**Work item:** Check every line of the data and copy the ones where "high" appears.

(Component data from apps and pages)
########################################

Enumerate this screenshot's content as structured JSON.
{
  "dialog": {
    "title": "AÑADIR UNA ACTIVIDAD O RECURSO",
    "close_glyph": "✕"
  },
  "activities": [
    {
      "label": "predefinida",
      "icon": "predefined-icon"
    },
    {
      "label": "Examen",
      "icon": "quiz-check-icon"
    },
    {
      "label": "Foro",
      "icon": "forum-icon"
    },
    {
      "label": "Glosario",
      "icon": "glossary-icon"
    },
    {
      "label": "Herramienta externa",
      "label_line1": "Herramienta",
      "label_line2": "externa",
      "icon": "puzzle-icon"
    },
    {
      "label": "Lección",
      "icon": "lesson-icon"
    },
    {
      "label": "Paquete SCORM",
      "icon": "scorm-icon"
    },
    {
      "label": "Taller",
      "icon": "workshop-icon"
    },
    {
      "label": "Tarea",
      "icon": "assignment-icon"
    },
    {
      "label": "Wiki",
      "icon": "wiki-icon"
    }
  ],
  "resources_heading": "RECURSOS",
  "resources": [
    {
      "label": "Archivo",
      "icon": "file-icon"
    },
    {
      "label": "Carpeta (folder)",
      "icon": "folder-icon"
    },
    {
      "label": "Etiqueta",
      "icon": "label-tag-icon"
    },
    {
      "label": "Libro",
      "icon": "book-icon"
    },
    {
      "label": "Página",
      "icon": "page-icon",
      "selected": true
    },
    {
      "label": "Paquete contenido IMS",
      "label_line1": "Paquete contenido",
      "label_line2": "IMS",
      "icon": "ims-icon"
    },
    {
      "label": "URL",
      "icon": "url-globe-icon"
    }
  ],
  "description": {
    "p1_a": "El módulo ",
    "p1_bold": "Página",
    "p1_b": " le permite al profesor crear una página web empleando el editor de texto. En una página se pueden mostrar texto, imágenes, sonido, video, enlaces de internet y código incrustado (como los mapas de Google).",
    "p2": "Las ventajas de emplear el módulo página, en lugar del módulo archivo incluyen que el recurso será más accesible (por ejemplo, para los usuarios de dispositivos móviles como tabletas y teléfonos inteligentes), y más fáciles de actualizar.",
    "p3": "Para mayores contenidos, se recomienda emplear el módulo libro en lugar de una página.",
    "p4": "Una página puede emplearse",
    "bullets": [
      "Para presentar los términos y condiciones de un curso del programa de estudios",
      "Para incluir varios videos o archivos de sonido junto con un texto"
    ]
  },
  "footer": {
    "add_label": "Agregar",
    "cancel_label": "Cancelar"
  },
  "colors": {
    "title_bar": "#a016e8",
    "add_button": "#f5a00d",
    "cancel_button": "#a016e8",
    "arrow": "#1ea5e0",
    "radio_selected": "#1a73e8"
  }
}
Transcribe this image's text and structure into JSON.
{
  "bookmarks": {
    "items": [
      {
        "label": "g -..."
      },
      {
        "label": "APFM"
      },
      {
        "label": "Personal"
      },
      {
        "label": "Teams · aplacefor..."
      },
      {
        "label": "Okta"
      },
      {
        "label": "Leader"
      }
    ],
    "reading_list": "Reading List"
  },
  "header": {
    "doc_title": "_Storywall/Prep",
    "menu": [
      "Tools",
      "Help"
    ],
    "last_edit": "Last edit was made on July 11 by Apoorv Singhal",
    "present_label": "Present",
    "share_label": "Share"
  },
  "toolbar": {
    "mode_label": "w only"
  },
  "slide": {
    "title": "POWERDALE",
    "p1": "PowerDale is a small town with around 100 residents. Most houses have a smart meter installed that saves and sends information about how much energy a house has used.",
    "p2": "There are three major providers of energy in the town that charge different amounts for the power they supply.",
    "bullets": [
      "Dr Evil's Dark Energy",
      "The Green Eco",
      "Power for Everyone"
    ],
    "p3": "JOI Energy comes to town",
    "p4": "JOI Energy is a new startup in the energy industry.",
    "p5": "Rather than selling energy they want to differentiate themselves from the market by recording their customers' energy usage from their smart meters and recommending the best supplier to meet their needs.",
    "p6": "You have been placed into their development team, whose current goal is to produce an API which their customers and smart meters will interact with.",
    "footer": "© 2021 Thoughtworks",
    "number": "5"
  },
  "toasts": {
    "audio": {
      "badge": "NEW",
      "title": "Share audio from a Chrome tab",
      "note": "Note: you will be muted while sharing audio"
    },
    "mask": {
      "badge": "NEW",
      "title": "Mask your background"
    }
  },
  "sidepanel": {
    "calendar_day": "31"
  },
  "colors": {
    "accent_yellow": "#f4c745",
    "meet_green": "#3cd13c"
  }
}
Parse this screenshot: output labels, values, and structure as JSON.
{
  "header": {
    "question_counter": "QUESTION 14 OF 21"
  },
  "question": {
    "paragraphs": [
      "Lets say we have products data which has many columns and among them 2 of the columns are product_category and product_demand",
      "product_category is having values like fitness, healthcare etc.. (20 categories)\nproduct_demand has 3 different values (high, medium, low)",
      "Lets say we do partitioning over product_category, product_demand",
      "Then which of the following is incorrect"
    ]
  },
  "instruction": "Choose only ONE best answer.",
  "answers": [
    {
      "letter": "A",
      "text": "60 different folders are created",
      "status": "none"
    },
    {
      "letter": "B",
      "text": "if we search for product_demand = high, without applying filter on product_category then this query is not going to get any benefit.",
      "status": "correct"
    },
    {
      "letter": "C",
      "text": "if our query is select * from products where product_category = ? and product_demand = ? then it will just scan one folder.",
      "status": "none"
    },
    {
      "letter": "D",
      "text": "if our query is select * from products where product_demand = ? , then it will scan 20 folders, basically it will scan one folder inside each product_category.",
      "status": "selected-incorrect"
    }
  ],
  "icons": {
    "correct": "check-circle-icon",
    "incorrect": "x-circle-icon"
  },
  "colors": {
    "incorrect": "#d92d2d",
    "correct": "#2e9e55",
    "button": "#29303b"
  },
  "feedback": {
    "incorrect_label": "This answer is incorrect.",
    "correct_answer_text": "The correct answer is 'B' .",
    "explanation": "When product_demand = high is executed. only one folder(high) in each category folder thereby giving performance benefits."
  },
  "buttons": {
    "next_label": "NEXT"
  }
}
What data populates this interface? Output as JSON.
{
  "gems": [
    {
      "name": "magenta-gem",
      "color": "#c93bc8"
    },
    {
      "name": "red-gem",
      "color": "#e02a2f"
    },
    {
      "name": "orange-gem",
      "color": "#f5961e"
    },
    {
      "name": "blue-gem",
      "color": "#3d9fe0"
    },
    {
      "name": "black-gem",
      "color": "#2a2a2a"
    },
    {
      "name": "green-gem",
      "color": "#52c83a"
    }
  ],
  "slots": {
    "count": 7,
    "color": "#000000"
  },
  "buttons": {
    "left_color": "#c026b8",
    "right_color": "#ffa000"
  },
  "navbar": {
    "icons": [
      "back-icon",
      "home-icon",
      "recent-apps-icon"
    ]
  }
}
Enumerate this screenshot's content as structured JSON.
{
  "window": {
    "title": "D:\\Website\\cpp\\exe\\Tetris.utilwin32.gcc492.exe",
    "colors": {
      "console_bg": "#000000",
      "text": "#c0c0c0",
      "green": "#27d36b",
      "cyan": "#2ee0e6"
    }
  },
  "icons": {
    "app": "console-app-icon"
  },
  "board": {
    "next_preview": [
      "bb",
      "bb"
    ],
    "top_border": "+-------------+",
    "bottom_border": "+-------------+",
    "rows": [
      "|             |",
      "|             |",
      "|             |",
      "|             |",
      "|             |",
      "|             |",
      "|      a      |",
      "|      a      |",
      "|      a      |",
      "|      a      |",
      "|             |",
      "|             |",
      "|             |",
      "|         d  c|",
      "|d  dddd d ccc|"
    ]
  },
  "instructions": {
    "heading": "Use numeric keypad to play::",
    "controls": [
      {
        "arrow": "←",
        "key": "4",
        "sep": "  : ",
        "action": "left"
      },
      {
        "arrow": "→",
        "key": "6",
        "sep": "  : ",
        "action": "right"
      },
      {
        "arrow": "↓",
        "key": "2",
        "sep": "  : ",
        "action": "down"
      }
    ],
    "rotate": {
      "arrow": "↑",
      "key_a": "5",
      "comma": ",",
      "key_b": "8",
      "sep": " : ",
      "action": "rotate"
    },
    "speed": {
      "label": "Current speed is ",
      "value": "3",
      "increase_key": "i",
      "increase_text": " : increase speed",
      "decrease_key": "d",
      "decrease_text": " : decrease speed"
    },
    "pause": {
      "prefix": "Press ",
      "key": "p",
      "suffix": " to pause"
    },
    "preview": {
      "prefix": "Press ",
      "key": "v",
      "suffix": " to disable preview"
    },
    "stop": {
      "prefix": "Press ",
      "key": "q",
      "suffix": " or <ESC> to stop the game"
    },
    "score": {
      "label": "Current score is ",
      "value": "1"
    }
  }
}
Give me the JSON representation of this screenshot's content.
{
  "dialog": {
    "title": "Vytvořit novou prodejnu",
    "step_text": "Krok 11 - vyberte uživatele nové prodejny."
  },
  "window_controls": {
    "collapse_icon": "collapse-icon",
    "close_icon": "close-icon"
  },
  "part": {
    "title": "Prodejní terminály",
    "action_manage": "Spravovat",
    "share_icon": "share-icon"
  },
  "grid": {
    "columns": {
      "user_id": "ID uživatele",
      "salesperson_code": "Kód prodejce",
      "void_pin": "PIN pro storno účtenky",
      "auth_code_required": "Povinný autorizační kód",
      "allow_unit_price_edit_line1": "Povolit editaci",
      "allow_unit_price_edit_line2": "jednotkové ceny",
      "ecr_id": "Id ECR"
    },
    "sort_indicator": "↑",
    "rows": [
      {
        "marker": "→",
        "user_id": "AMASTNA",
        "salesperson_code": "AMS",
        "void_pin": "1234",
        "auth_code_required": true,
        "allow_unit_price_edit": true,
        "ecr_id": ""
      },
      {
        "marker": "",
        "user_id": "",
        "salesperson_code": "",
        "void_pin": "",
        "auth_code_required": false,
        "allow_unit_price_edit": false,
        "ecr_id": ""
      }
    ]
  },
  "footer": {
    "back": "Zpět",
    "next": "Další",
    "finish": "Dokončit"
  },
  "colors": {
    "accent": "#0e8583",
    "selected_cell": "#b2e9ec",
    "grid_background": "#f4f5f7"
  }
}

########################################

**Written answer:**
      "product_category is having values like fitness, healthcare etc.. (20 categories)\nproduct_demand has 3 different values (high, medium, low)",
      "text": "if we search for product_demand = high, without applying filter on product_category then this query is not going to get any benefit.",
    "explanation": "When product_demand = high is executed. only one folder(high) in each category folder thereby giving performance benefits."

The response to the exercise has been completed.